● **What is being asked**
The records follow. Filter them to the lines that hold "Kostenträger".

(Excerpts from an interface dataset)
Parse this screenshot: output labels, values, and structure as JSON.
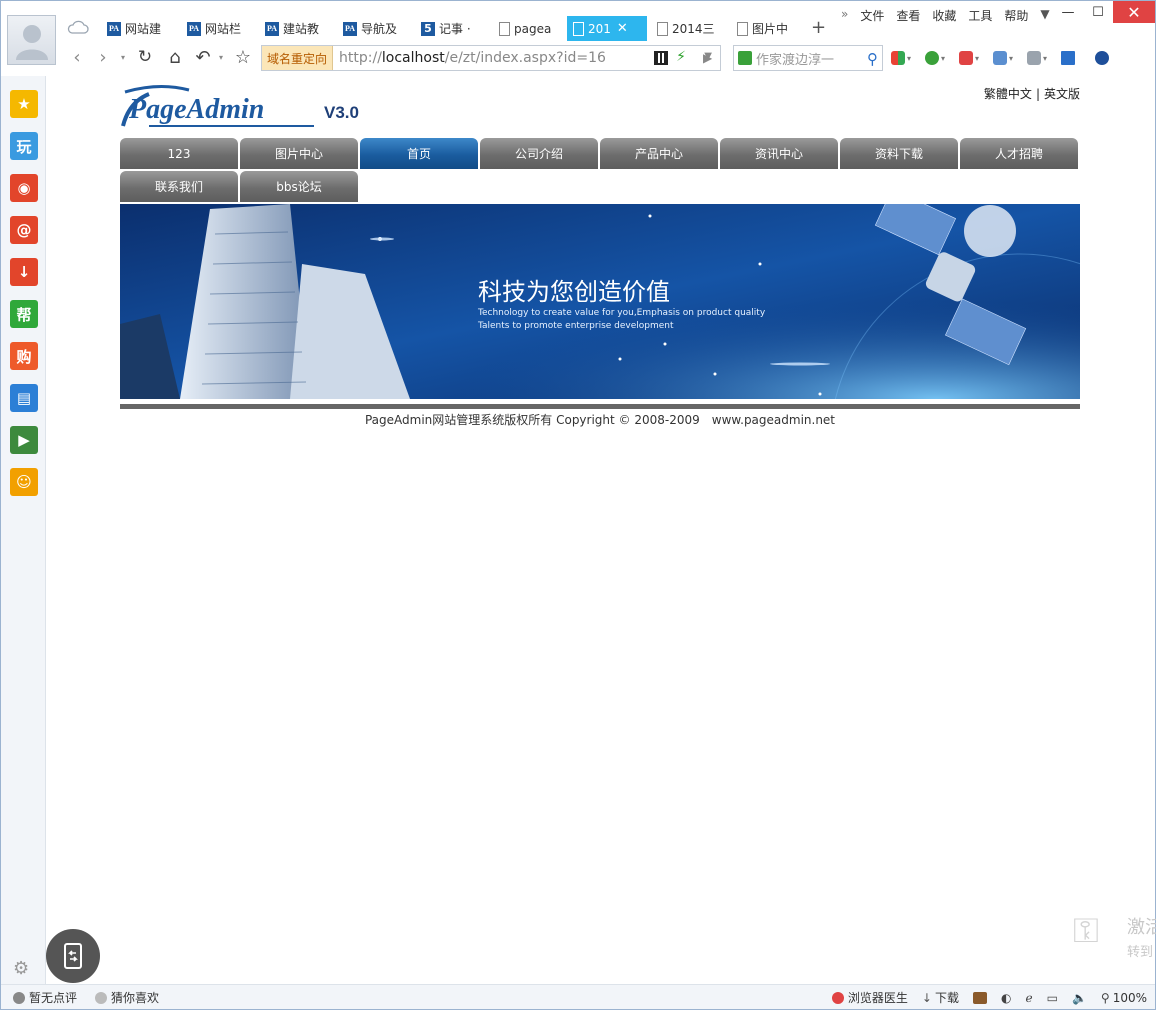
{
  "browser": {
    "tabs": [
      {
        "label": "网站建",
        "icon": "pa",
        "active": false
      },
      {
        "label": "网站栏",
        "icon": "pa",
        "active": false
      },
      {
        "label": "建站教",
        "icon": "pa",
        "active": false
      },
      {
        "label": "导航及",
        "icon": "pa",
        "active": false
      },
      {
        "label": "记事 ·",
        "icon": "five",
        "active": false
      },
      {
        "label": "pagea",
        "icon": "doc",
        "active": false
      },
      {
        "label": "201",
        "icon": "doc",
        "active": true
      },
      {
        "label": "2014三",
        "icon": "doc",
        "active": false
      },
      {
        "label": "图片中",
        "icon": "doc",
        "active": false
      }
    ],
    "new_tab": "+",
    "menu": {
      "overflow": "»",
      "file": "文件",
      "view": "查看",
      "favorites": "收藏",
      "tools": "工具",
      "help": "帮助"
    },
    "address": {
      "redirect_label": "域名重定向",
      "url_prefix": "http://",
      "url_host": "localhost",
      "url_path": "/e/zt/index.aspx?id=16"
    },
    "search": {
      "placeholder": "作家渡边淳一"
    }
  },
  "sidebar": {
    "items": [
      {
        "icon": "star-icon",
        "glyph": "★",
        "color": "#f5b800"
      },
      {
        "icon": "play-icon",
        "glyph": "玩",
        "color": "#3a9ae0"
      },
      {
        "icon": "weibo-icon",
        "glyph": "◉",
        "color": "#e2452b"
      },
      {
        "icon": "mail-icon",
        "glyph": "@",
        "color": "#e2452b"
      },
      {
        "icon": "download-icon",
        "glyph": "↓",
        "color": "#e2452b"
      },
      {
        "icon": "help-icon",
        "glyph": "帮",
        "color": "#2fa83a"
      },
      {
        "icon": "shop-icon",
        "glyph": "购",
        "color": "#ee5a2a"
      },
      {
        "icon": "book-icon",
        "glyph": "▤",
        "color": "#2c7fd6"
      },
      {
        "icon": "video-icon",
        "glyph": "▶",
        "color": "#3d8a3d"
      },
      {
        "icon": "emoji-icon",
        "glyph": "☺",
        "color": "#f2a000"
      }
    ]
  },
  "page": {
    "logo_text": "PageAdmin",
    "logo_version": "V3.0",
    "lang_traditional": "繁體中文",
    "lang_sep": "|",
    "lang_english": "英文版",
    "nav": [
      "123",
      "图片中心",
      "首页",
      "公司介绍",
      "产品中心",
      "资讯中心",
      "资料下载",
      "人才招聘",
      "联系我们",
      "bbs论坛"
    ],
    "nav_active": "首页",
    "banner_title": "科技为您创造价值",
    "banner_sub1": "Technology to create value for you,Emphasis on product quality",
    "banner_sub2": "Talents to promote enterprise development",
    "copyright": "PageAdmin网站管理系统版权所有 Copyright © 2008-2009",
    "website": "www.pageadmin.net"
  },
  "watermark": {
    "line1": "激活",
    "line2": "转到"
  },
  "statusbar": {
    "no_review": "暂无点评",
    "guess": "猜你喜欢",
    "doctor": "浏览器医生",
    "download": "下载",
    "zoom": "100%"
  }
}
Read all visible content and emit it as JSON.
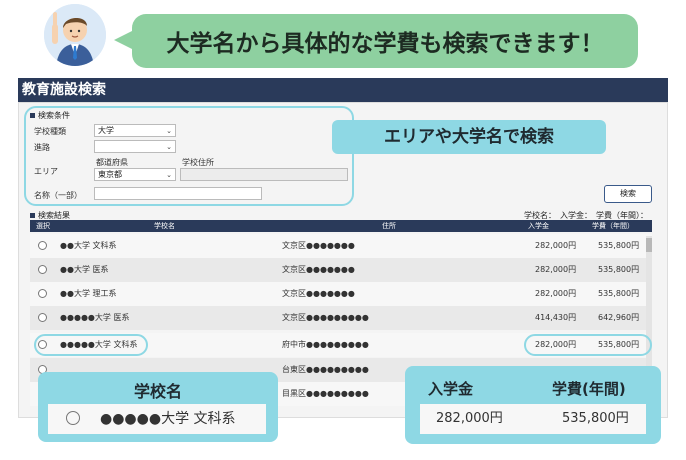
{
  "banner": {
    "text": "大学名から具体的な学費も検索できます！"
  },
  "window": {
    "title": "教育施設検索"
  },
  "conditions": {
    "section_label": "検索条件",
    "school_type_label": "学校種類",
    "school_type_value": "大学",
    "course_label": "進路",
    "course_value": "",
    "area_label": "エリア",
    "prefecture_label": "都道府県",
    "prefecture_value": "東京都",
    "address_label": "学校住所",
    "address_value": "",
    "name_label": "名称（一部）",
    "name_value": "",
    "search_button": "検索"
  },
  "callouts": {
    "area": "エリアや大学名で検索",
    "name_title": "学校名",
    "name_example": "●●●●●大学 文科系",
    "fee_title_entry": "入学金",
    "fee_title_tuition": "学費(年間)",
    "fee_entry": "282,000円",
    "fee_tuition": "535,800円"
  },
  "results": {
    "section_label": "検索結果",
    "summary": "学校名：　入学金：　学費（年間）：",
    "columns": {
      "select": "選択",
      "name": "学校名",
      "address": "住所",
      "entry": "入学金",
      "tuition": "学費（年間）"
    },
    "rows": [
      {
        "name": "●●大学 文科系",
        "address": "文京区●●●●●●●",
        "entry": "282,000円",
        "tuition": "535,800円"
      },
      {
        "name": "●●大学 医系",
        "address": "文京区●●●●●●●",
        "entry": "282,000円",
        "tuition": "535,800円"
      },
      {
        "name": "●●大学 理工系",
        "address": "文京区●●●●●●●",
        "entry": "282,000円",
        "tuition": "535,800円"
      },
      {
        "name": "●●●●●大学 医系",
        "address": "文京区●●●●●●●●●",
        "entry": "414,430円",
        "tuition": "642,960円"
      },
      {
        "name": "●●●●●大学 文科系",
        "address": "府中市●●●●●●●●●",
        "entry": "282,000円",
        "tuition": "535,800円"
      },
      {
        "name": "",
        "address": "台東区●●●●●●●●●",
        "entry": "",
        "tuition": ""
      },
      {
        "name": "",
        "address": "目黒区●●●●●●●●●",
        "entry": "",
        "tuition": ""
      }
    ]
  },
  "colors": {
    "titlebar": "#2a3a5a",
    "accent": "#8ed8e4",
    "speech": "#8ed0a0"
  },
  "icons": {
    "avatar": "businessman-pointing-icon",
    "dropdown": "chevron-down-icon",
    "radio": "radio-icon"
  }
}
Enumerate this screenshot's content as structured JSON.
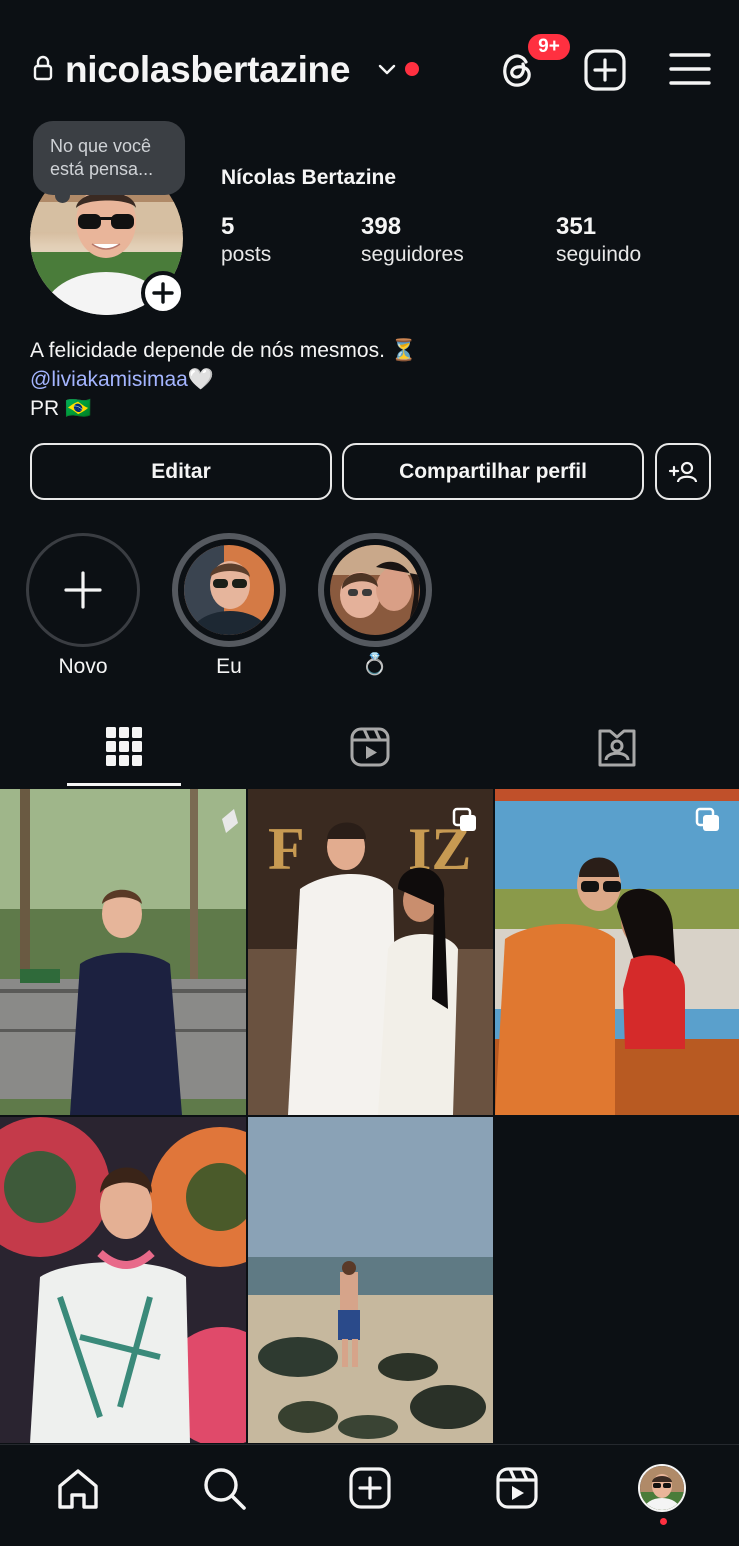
{
  "header": {
    "username": "nicolasbertazine",
    "notif_badge": "9+",
    "icons": [
      "lock-icon",
      "chevron-down-icon",
      "threads-icon",
      "new-post-icon",
      "menu-icon"
    ]
  },
  "profile": {
    "note_text": "No que você está pensa...",
    "display_name": "Nícolas Bertazine",
    "stats": [
      {
        "value": "5",
        "label": "posts"
      },
      {
        "value": "398",
        "label": "seguidores"
      },
      {
        "value": "351",
        "label": "seguindo"
      }
    ],
    "bio_line1": "A felicidade depende de nós mesmos. ⏳",
    "bio_mention": "@liviakamisimaa",
    "bio_mention_suffix": "🤍",
    "bio_line3": "PR 🇧🇷"
  },
  "buttons": {
    "edit": "Editar",
    "share": "Compartilhar perfil"
  },
  "highlights": [
    {
      "label": "Novo"
    },
    {
      "label": "Eu"
    },
    {
      "label": "💍"
    }
  ],
  "tabs": [
    "grid-icon",
    "reels-icon",
    "tagged-icon"
  ],
  "bottom_nav": [
    "home-icon",
    "search-icon",
    "create-icon",
    "reels-icon",
    "profile-avatar"
  ],
  "colors": {
    "background": "#0c1014",
    "accent_red": "#ff3040",
    "mention": "#a4b5ff"
  }
}
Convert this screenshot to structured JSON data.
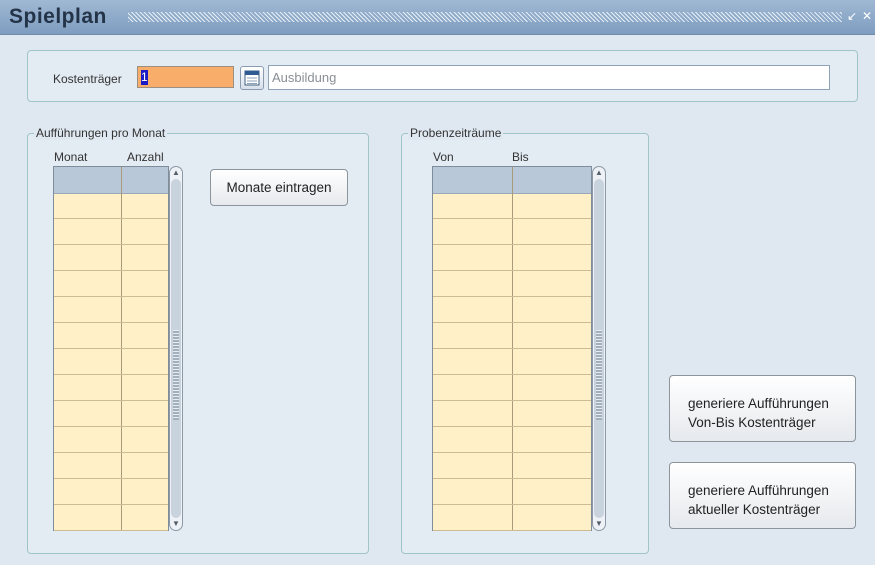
{
  "window": {
    "title": "Spielplan",
    "minimize_glyph": "↙",
    "close_glyph": "✕"
  },
  "header": {
    "kostentraeger_label": "Kostenträger",
    "kostentraeger_value": "1",
    "kostentraeger_name": "Ausbildung",
    "calendar_icon": "calendar-icon"
  },
  "auffuehrungen": {
    "legend": "Aufführungen pro Monat",
    "col_monat": "Monat",
    "col_anzahl": "Anzahl",
    "rows": 13,
    "button_label": "Monate eintragen"
  },
  "proben": {
    "legend": "Probenzeiträume",
    "col_von": "Von",
    "col_bis": "Bis",
    "rows": 13
  },
  "actions": {
    "generate_vonbis_line1": "generiere Aufführungen",
    "generate_vonbis_line2": "Von-Bis Kostenträger",
    "generate_current_line1": "generiere Aufführungen",
    "generate_current_line2": "aktueller Kostenträger"
  },
  "colors": {
    "field_required": "#f8ad6b",
    "grid_cell": "#fff0c8",
    "grid_header": "#b8c8d9",
    "titlebar": "#7f9dc0"
  }
}
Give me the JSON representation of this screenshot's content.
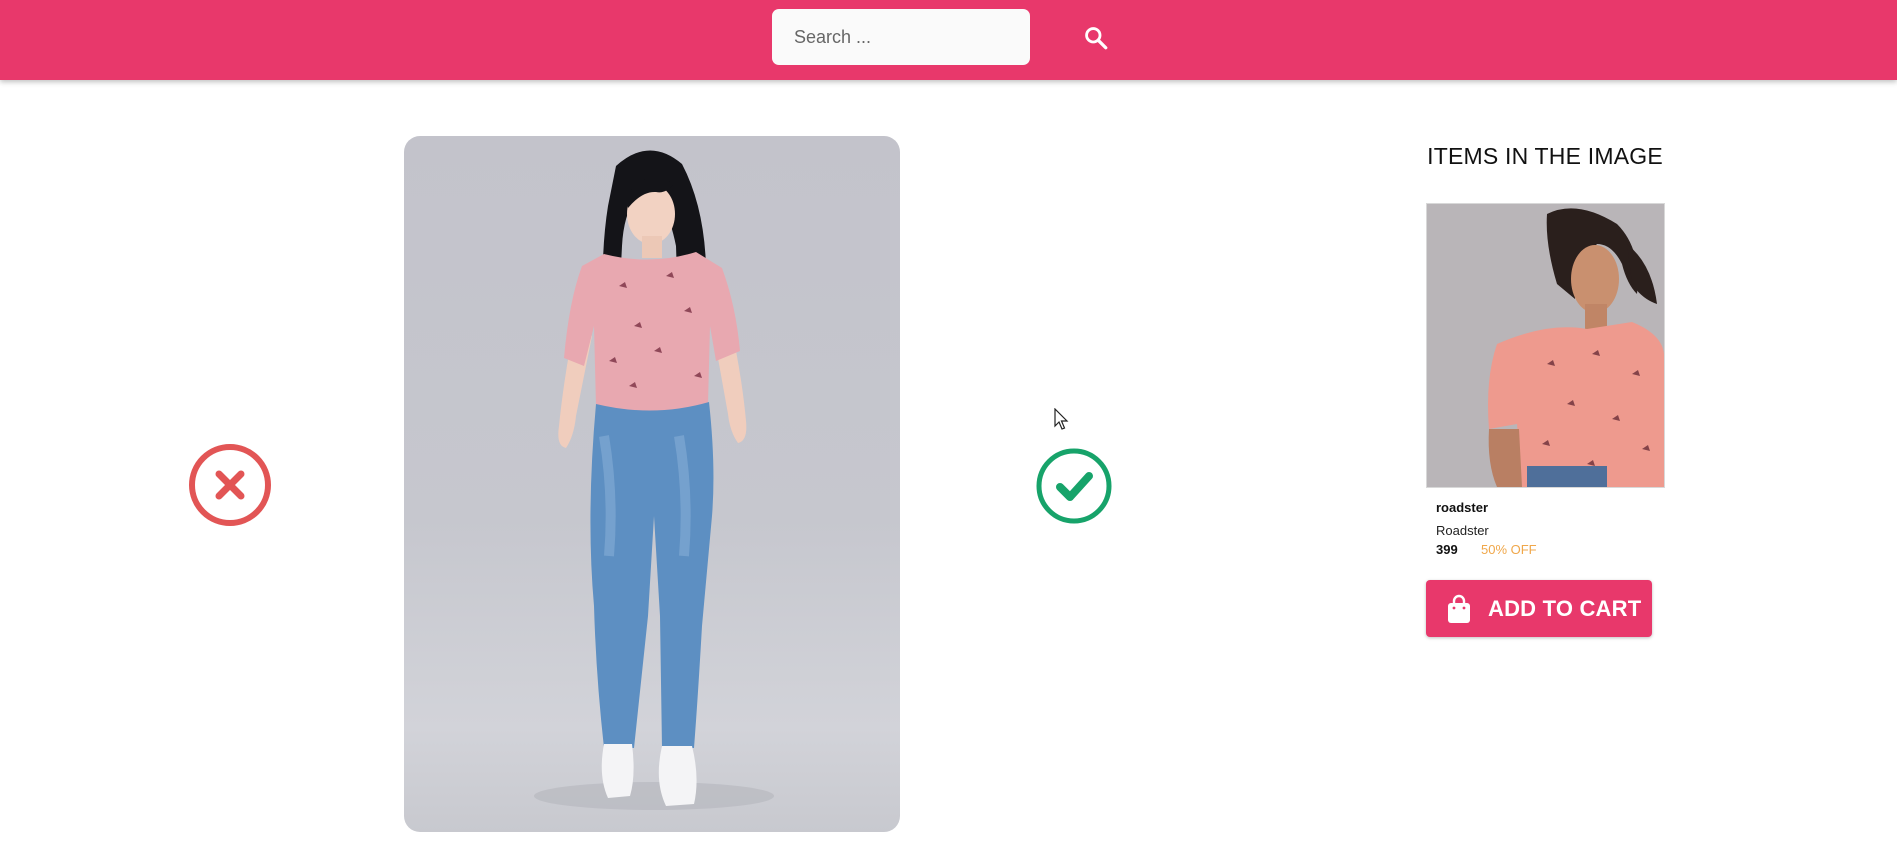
{
  "header": {
    "search": {
      "placeholder": "Search ...",
      "value": ""
    },
    "search_icon": "search-icon",
    "background_color": "#e8386b"
  },
  "main": {
    "reject_icon": "close-circle-icon",
    "reject_color": "#e25555",
    "accept_icon": "check-circle-icon",
    "accept_color": "#17a36a"
  },
  "items_panel": {
    "title": "ITEMS IN THE IMAGE",
    "items": [
      {
        "brand": "roadster",
        "name": "Roadster",
        "price": "399",
        "discount": "50% OFF",
        "cta_label": "ADD TO CART",
        "cta_icon": "shopping-bag-icon"
      }
    ]
  },
  "colors": {
    "accent": "#e8386b",
    "discount": "#f0a74a"
  }
}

● **Solution for this task**
    "kostentraeger_label": "Kostenträger",
    "generate_vonbis_line2": "Von-Bis Kostenträger",
    "generate_current_line2": "aktueller Kostenträger"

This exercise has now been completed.